[QUOTE]Originally posted by ouroborosYou know I too believe Apple has to make a cheaper iMac. But to compare them over and over and over again to Dell is beyond stupid. What does Dell do? They slap cheap parts together and sell them as complete systems. There's some design to this, as for example in their laptop design, which one can't simply toss some things together and sell.
No, Dell spends a lot of money on R&D to figure out the best way to slap cheap parts together. Apple spends almost as much to figure out the prettiest way.
But these are very different companies. Where is Dell's OS? What software does Dell support? They don't. They simply sell Microsoft licenses. Where is the development for OS X supposed to come from? All those iLife applications, DVD Studio Pro, Motion, Final Cut Pro, etc. could be supported, as well as the continues support of OS X with lowering all the prices??

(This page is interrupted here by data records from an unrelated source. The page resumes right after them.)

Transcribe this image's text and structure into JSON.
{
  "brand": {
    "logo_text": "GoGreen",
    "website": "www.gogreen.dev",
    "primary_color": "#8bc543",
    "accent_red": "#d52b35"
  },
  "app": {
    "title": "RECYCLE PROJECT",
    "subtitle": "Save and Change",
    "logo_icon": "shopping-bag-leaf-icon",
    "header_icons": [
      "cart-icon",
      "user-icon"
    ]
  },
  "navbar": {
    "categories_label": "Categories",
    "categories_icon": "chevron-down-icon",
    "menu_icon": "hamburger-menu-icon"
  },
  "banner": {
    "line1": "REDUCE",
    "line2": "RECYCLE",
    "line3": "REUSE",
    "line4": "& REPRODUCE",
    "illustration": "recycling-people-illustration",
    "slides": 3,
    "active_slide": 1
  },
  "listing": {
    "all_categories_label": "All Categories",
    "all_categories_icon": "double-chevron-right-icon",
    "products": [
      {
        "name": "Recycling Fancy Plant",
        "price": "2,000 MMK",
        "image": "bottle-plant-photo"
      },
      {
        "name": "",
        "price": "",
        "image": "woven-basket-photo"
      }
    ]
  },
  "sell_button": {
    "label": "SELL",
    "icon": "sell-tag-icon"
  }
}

Out of Apple's total R&D expenditure comes hardware and software. Mopst of the latter is purchased by some peopel with a very good eye for talent and then treated witht he right look and feel bits. Apple spends R&D, apple gets an OS to go along with it. DELL spends on R&D and still has to buy licenses. Motion, FCP, DVD SP, and the associated harware is a seperate purchase form the mac. It pays for itself when you buy the hardware. Hardware sales and margins do not support the development of these products -- not with cash, rather they provide an exclusive environment that drives their sales. You've got it ass-backwards: FCP and DVD-SP sales kick money back to the mac -- they don't create any reason why the mac should be more expensive, especially since they aren't bundled with the machine. iLife is neat, no question, and it's a gimme -- paid for by the pro app customers, dev time covered by the pro apps that supply the technological base.
Look, I don't like Apple prices, I do think they can come down and should. But it is beyond stupid to hear all these damn reasons, over and over and over again, from people like Matsu. We GET it OK? But can you fathom that Dell is a different company than Apple? Sure it would help Apple to have a really cheap super awesome system to get all these people in the door. But its not going to happen on the level you think it should happen. I think Apple isn't totally incompetent. Look they just celebrated customer number 2 million at the SOHO store. That's a sign things are moving in the right direction. And I bet there will be a lowend iMac which will be below $1299.
It's not anymore stupid than hearing the same uncritical myths over and over and over again. I don't give a shit that DELL is a different company. They both sell computers of comparable function into the same markets. There are good reasons for buying either. Furthermore, I find it completely ridiculous that any intelligent criticism of Apple is met with complete over-reaction. I never said Apple should sell a powermac for 500USD. I merely pointed out the following facts:
Most vendors, not cheap budget no-name companies, sell a 17" LCD based system for 999.
Most CRT based bundles are about 500-600 USD, not 800-1000.
The eMac is already sold at the 500-600 range, just not to consumers or regular edu customers.
The bulk of eMac sales come out of these discounted units not available to regular edu/consumers.
Apple has itself stated two items.
One. That the iMac is the intended consumer machine. It is what they want you to buy when you buy a machine for the home.
Two. That Apple believes that 999 is the sweet spot for a consumer/family/home-office machine, and that they were dissapointed that the iMac was unable to hit that mark.
Taken with other statements, like the original "the eMac was made especially for education"...
It's rather easy to see that even Apple thinks the eMac is a poor fit for the consumer and that the iMac needs to cost 999 if it will ever again get some traction in the market.
The price of LCD components is another indicator, 17" OEM panels cost little more than 15" panels at this point, and both are cheap enough for inclusion into a 1000 USD system bundle.
Also, Apple has never demonstrated much interest in selling cheap machines (at least not to consumers, though they're learning to compete in edu)
999 is a perfectly acceptable consumer mark for them, for a full featured machine. I agree with them.
This machine will be an iMac.
Makes no sense to keep a high-end eMac after that. They can keep the combo drive machine. 799 is a little rich for it, especially with a 999 iMac coming. 699 is totally reasonable considering the machine doesn't need a superdrive, and is already sold much cheaper to schools and colleges.
And now we read that the OSX is a pro OS, and therefor cannot run on more affordable hardware ??!?@?##(&^#)^#?
Yeah, sure buddy. Total bollocks. Explain then how it runs on iBooks? Pro and not pro are not distinctions made based on the cost of the hardware.
Fcat is, Apple can build a perfectly reliable, full featured, price competitive notebook for the consumer -- they refuse to build a similar desktop to their own detriment.